Your assignment:
The required output is all lines below that contain the word "value".

Provided records Block Start

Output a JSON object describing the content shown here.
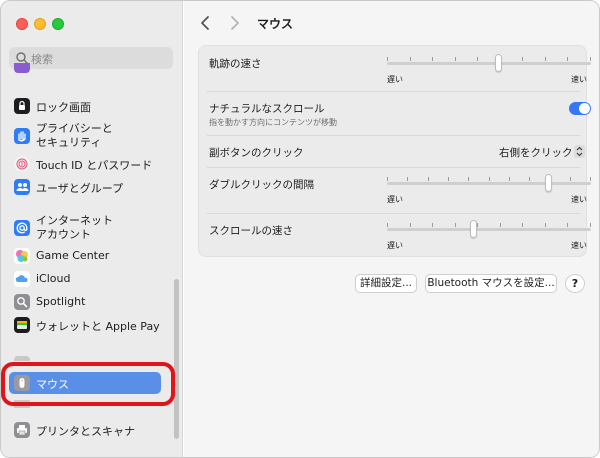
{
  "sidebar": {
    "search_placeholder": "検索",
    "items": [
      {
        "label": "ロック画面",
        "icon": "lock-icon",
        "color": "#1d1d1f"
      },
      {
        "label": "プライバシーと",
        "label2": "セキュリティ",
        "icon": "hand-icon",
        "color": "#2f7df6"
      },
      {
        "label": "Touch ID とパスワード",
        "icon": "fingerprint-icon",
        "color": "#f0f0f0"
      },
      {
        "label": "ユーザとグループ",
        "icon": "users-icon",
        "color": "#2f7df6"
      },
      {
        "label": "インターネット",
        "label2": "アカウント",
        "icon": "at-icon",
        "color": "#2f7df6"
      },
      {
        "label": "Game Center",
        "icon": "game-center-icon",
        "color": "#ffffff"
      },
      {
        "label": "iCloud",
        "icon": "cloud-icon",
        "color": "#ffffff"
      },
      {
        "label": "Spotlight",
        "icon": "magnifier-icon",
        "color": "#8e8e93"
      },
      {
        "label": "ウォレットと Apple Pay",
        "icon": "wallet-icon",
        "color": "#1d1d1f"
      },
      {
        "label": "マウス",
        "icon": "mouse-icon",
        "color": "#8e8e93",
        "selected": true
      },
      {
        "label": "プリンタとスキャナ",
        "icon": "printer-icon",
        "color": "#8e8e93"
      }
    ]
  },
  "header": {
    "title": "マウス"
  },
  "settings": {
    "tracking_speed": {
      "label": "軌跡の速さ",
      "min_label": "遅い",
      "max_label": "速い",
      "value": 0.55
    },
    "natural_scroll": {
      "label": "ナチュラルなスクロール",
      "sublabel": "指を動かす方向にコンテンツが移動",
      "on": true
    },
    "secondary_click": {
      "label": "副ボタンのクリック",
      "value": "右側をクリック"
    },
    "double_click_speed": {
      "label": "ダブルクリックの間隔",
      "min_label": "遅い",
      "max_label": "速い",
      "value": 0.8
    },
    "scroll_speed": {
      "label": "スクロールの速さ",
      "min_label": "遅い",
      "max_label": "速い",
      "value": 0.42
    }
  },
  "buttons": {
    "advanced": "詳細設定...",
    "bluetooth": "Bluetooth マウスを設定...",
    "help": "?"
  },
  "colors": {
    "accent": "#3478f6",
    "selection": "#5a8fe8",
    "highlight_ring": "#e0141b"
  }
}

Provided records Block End

Solution:
      "value": 0.55
      "value": "右側をクリック"
      "value": 0.8
      "value": 0.42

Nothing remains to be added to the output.